Chris Holmes from Planet and a board member at OGC has shared some great resources on GeoParquet and why it matters. I’ll share some of the highlights below but I definitely recommend these resources as well as this post from Javier de la Torre who has been involved in the effort as well.

Note that this effort is similar but not the same as geo-arrow-spec which has similar goals, but GeoParquet had a few differences that are summed up in this issue.

Really? Another file format? How can GeoParquet help me?

Yes, really. I know that GIS has more than enough file formats and transferring between file formats can be a headache-inducing process, but GeoParquet had the capabilities to alleviate and solve some other issues upstream that make it worth it.

The reason I say this focuses on two main points:

Speed, local and in the cloud

Parquet is a very fast file format for loading and analyzing data, mainly due to the columnar data storage methods. This post highlights some of the different speed comparisons that can be gained from using Parquet, where they saw reading speeds 10x to 50x using the combination of tools they detail compared to Pandas and CSV files.

Of course, this depends on many factors such as the density/sparsity of the data as well as amount of data you want to use or columns you use. That said I think this has some interesting implications for GeoParquet for analyzing spatial relationships and also visualizing data (Chris Holmes discussed building in overviews for visualization in his post as well).

This enables very fast performance no matter if you are using GeoParquet locally or in cloud environments, one of the core principles of modern GIS.

Interoperability across any tool, specifically data warehouses

A key challenge of GIS and modern GIS has been the sheer number of data types for both raster and vector data types. Using these files is one challenge but loading them into databases or data warehouses is another key challenge.

For many cases, GeoParquet breaks this need, as a core idea behind its development is to ensure that GeoParquet can be used by any of the spatially-enabled data warehouses such as BigQuery, Snowflake, Redshift, or Databricks. Even PostgreSQL is getting on board.

Even better, is that these data warehouses allow for you to read remote files, and Parquet is one of those formats. This allows you to dump your files into data storage like AWS S3 or Google Cloud Storage, and immediately use those same files using spatial SQL in the corresponding cloud data warehouse. This can be done locally with other services too.

No ETL, just L. And in true modern GIS style, users locally and in the cloud get the same benefits.

So GeoParquet will ultimately help solve:

  • Problems with analyzing large scale data
  • Ability to load and immediately use data in a variety of tools
  • Easily share and deliver data or quickly use data from data providers
  • Use the same data format no matter the spatial database or data warehouse

Okay I get it. How can I start using it?

GeoParquet isn’t widely available yet and is still under development. Check out the full repository here and contribute as you see fit, or add any issues for the team to review!

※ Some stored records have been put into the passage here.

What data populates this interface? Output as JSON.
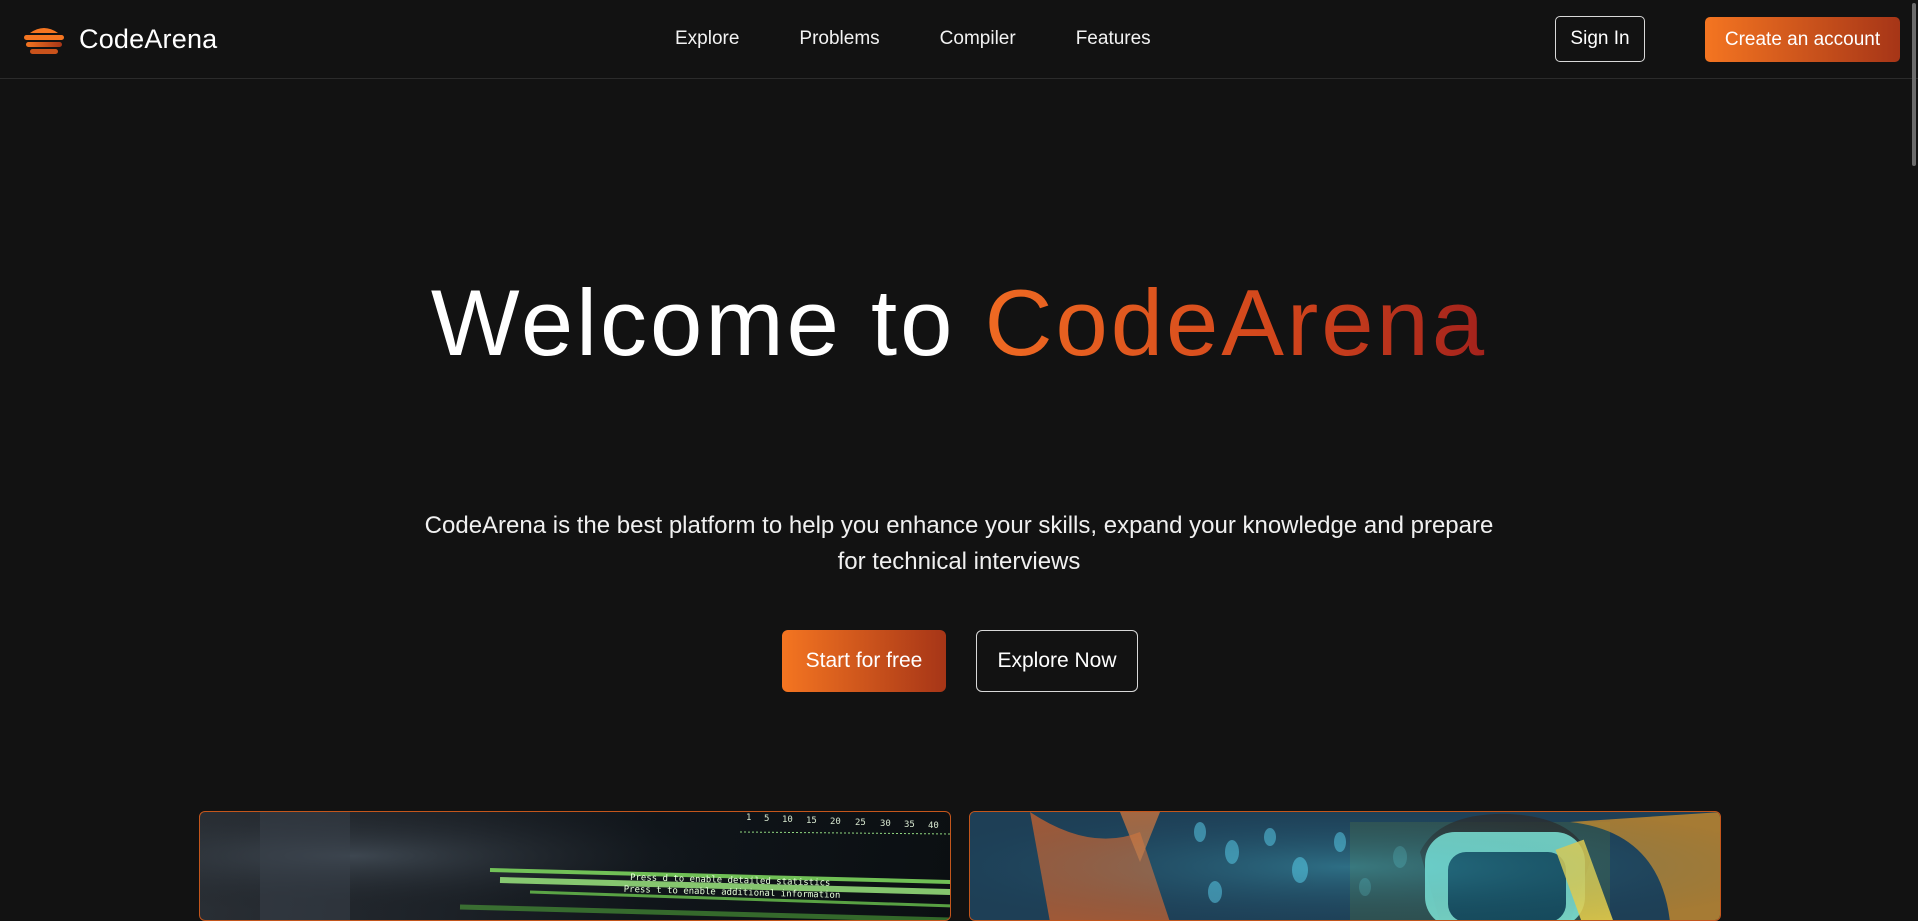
{
  "brand": {
    "name": "CodeArena",
    "logo_icon": "stacked-layers-logo-icon",
    "accent_color": "#f47521",
    "accent_dark": "#a63517"
  },
  "nav": {
    "links": [
      "Explore",
      "Problems",
      "Compiler",
      "Features"
    ],
    "signin_label": "Sign In",
    "create_label": "Create an account"
  },
  "hero": {
    "title_prefix": "Welcome to",
    "title_accent": "CodeArena",
    "subtitle": "CodeArena is the best platform to help you enhance your skills, expand your knowledge and prepare for technical interviews",
    "primary_cta": "Start for free",
    "secondary_cta": "Explore Now"
  },
  "cards": [
    {
      "image": "terminal-code-screen-image",
      "ruler_numbers": [
        "1",
        "5",
        "10",
        "15",
        "20",
        "25",
        "30",
        "35",
        "40"
      ],
      "terminal_lines": [
        "Press d to enable detailed statistics",
        "Press t to enable additional information"
      ]
    },
    {
      "image": "vr-headset-person-image"
    }
  ],
  "colors": {
    "background": "#121212",
    "border": "#2b2b2b",
    "card_border": "#c4561c"
  }
}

The full release will come soon, but the repo also has some of the guiding principles in it too!

All the development is going to happen out in the open, so get involved and get ready for, what I believe, will be a truly innovative and transformational tool.